Poetic language is the language most often (but not exclusively) used in poetry. The key is that poetry is much more compressed than fiction (short stories or novels for instance). Since the language is denser in a poem, the word order is so much more significant. For instance, a poem and a short story may both attempt to convey the the beauty of nature, but the poem will do so in three stanzas while the short story will do it on three pages. To get the same point across, the poem has to rely on a number of techniques that will evoke emotions in a reader. These techniques are called poetic devices and may include rhyming, metaphors, similes, etc. Unlike fiction, poetry or poetic language does not have to follow grammatical rules, which allows readers to sort of unpack the poem and make meaning. Through the use of poetic language a poem is often more intense emotionally and also more open to interpretation.
Poetic language is the use of any of the literary/poetic language techniques that are used by poets to convey their message.

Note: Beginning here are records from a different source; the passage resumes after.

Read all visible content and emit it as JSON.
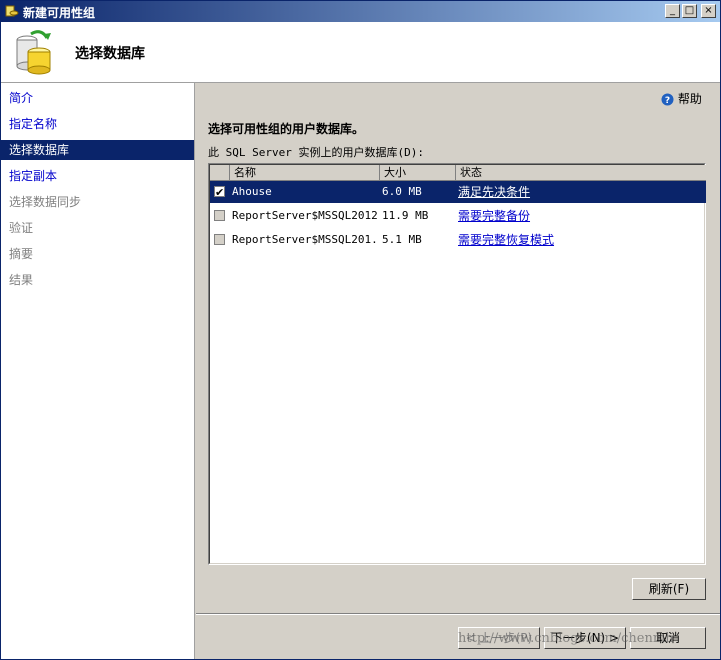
{
  "window": {
    "title": "新建可用性组",
    "minimize": "_",
    "maximize": "□",
    "close": "×"
  },
  "header": {
    "title": "选择数据库"
  },
  "sidebar": {
    "items": [
      {
        "label": "简介",
        "state": "link"
      },
      {
        "label": "指定名称",
        "state": "link"
      },
      {
        "label": "选择数据库",
        "state": "active"
      },
      {
        "label": "指定副本",
        "state": "link"
      },
      {
        "label": "选择数据同步",
        "state": "disabled"
      },
      {
        "label": "验证",
        "state": "disabled"
      },
      {
        "label": "摘要",
        "state": "disabled"
      },
      {
        "label": "结果",
        "state": "disabled"
      }
    ]
  },
  "main": {
    "help": "帮助",
    "section_title": "选择可用性组的用户数据库。",
    "list_label": "此 SQL Server 实例上的用户数据库(D):",
    "columns": {
      "name": "名称",
      "size": "大小",
      "status": "状态"
    },
    "rows": [
      {
        "name": "Ahouse",
        "size": "6.0 MB",
        "status": "满足先决条件",
        "checked": true,
        "selected": true
      },
      {
        "name": "ReportServer$MSSQL2012",
        "size": "11.9 MB",
        "status": "需要完整备份",
        "checked": false,
        "selected": false
      },
      {
        "name": "ReportServer$MSSQL201...",
        "size": "5.1 MB",
        "status": "需要完整恢复模式",
        "checked": false,
        "selected": false
      }
    ],
    "refresh": "刷新(F)"
  },
  "footer": {
    "prev": "< 上一步(P)",
    "next": "下一步(N) >",
    "cancel": "取消",
    "watermark": "http://www.cnblogs.com/chenmh"
  },
  "colors": {
    "selection": "#0a246a",
    "link": "#0000cc",
    "face": "#d4d0c8"
  }
}
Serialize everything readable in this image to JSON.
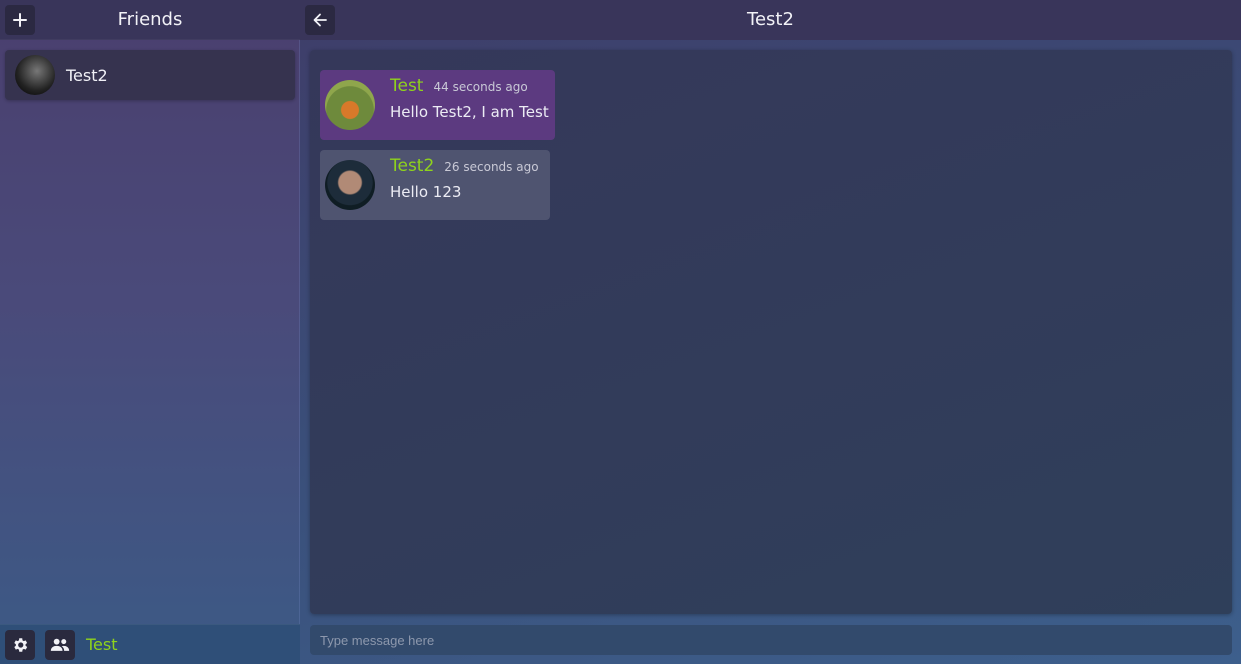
{
  "sidebar": {
    "title": "Friends",
    "add_icon": "plus-icon",
    "friends": [
      {
        "name": "Test2",
        "avatar": "avatar-photo"
      }
    ],
    "footer": {
      "settings_icon": "gear-icon",
      "friends_icon": "people-icon",
      "current_user": "Test"
    }
  },
  "chat": {
    "title": "Test2",
    "back_icon": "arrow-left-icon",
    "messages": [
      {
        "user": "Test",
        "time": "44 seconds ago",
        "text": "Hello Test2, I am Test"
      },
      {
        "user": "Test2",
        "time": "26 seconds ago",
        "text": "Hello 123"
      }
    ],
    "input_placeholder": "Type message here"
  },
  "colors": {
    "accent_username": "#8fd31c",
    "own_message_bg": "#5c3a80",
    "other_message_bg": "#4f5470"
  }
}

The following are some of the most common:
Figurative Language Examples
1. Simile -- comparison using like or as
ex. The pretty flower is like a ray of sunshine in my garden.
2. Metaphor -- implied comparison
ex. The pretty flower is a ray of sunshine in my garden.
3. Personfication -- giving a human quality to a non-human thing
ex. The flower smiled its radiance over the rest of the garden.
4. Symbolism -- an object or person that represents some other quality.
ex. The beautiful flower represents the glory of nature.
5. Imagery -- language that appeals to any of the senses
Ex. The vibrant smooth yellow petals emitted a beautiful perfume that attrached buzzy bees.
1. Assonance -- repetition of vowels sounds
Ex. The flowers allowed me a glimpse into beauty.
2. Consonance -- repetition of consonant sounds within words
ex. The flowers call me to tell all their beauty. (L's)
3. Alliteration -- repetition of sound at the start of words
ex. The flowers flowed freely down the vine.
4. internal rhyme -- rhyming words within a line
ex. The flowers call all of the bees.
5. end rhyme -- rhyming words at the end of at tleast 2 lines
7. meter / rhythm-- the rythmic pattern of syllables in a line -- look to mark the stressed and unstressed syllables and look for a pattern. Shakespeare wrote primary in iambic pentatmater. That means each even-numbered syllable was stressed (iambic) and there were 5 of those in a line. (pentameter)
You can learn more and see more examples if you look at the link below.